# INSTRUCTIONS FOR THE TASK
Every line in the data below that holds "value" should be found and copied.
--- DATA FOR ANALYSIS Enclosed Below ---
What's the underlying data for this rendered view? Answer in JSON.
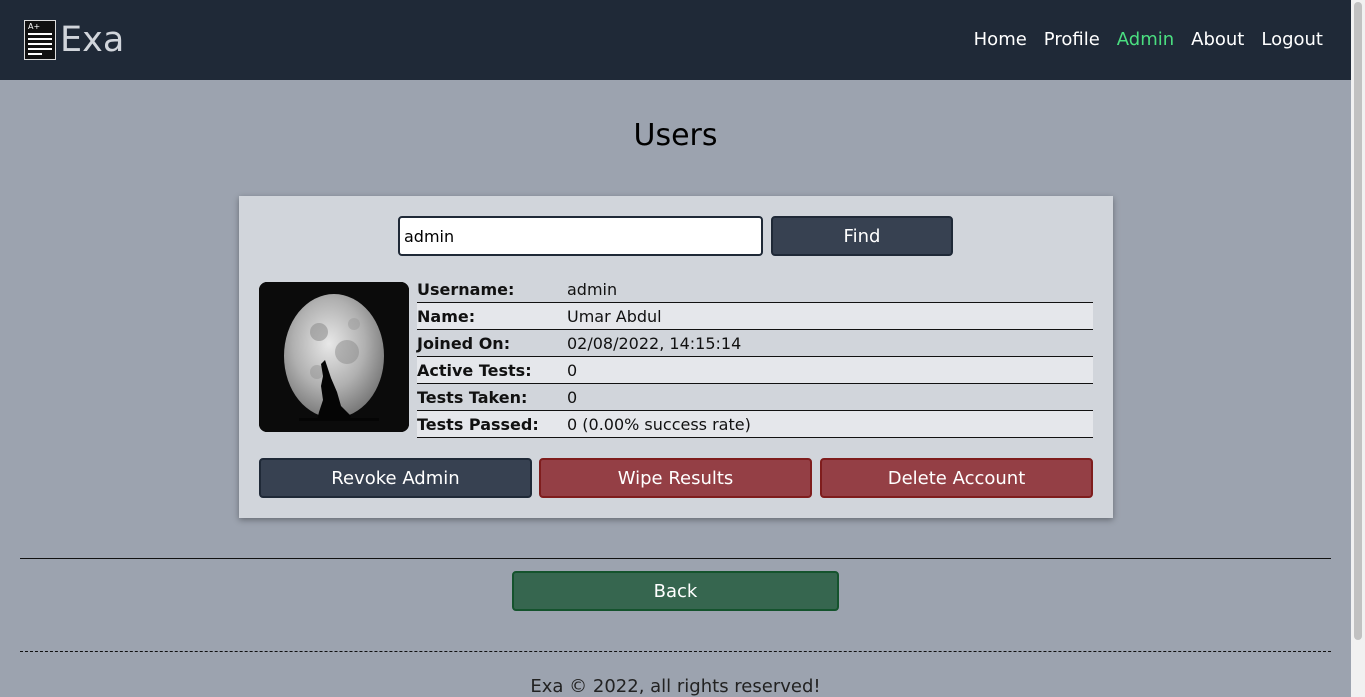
{
  "brand": {
    "name": "Exa",
    "logo_badge": "A+"
  },
  "nav": {
    "items": [
      {
        "label": "Home",
        "active": false
      },
      {
        "label": "Profile",
        "active": false
      },
      {
        "label": "Admin",
        "active": true
      },
      {
        "label": "About",
        "active": false
      },
      {
        "label": "Logout",
        "active": false
      }
    ]
  },
  "page": {
    "title": "Users"
  },
  "search": {
    "value": "admin",
    "button_label": "Find"
  },
  "user": {
    "avatar_icon": "moon-wolf-avatar",
    "fields": [
      {
        "label": "Username:",
        "value": "admin"
      },
      {
        "label": "Name:",
        "value": "Umar Abdul"
      },
      {
        "label": "Joined On:",
        "value": "02/08/2022, 14:15:14"
      },
      {
        "label": "Active Tests:",
        "value": "0"
      },
      {
        "label": "Tests Taken:",
        "value": "0"
      },
      {
        "label": "Tests Passed:",
        "value": "0 (0.00% success rate)"
      }
    ]
  },
  "actions": {
    "revoke_label": "Revoke Admin",
    "wipe_label": "Wipe Results",
    "delete_label": "Delete Account"
  },
  "back_label": "Back",
  "footer": {
    "text": "Exa © 2022, all rights reserved!"
  },
  "colors": {
    "navbar": "#1f2937",
    "active_nav": "#4ade80",
    "danger": "#943f45",
    "success": "#36664f",
    "dark_button": "#374151"
  }
}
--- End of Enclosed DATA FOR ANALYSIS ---
# RESPONSE AREA
    "value": "admin",
        "value": "admin"
        "value": "Umar Abdul"
        "value": "02/08/2022, 14:15:14"
        "value": "0"
        "value": "0"
        "value": "0 (0.00% success rate)"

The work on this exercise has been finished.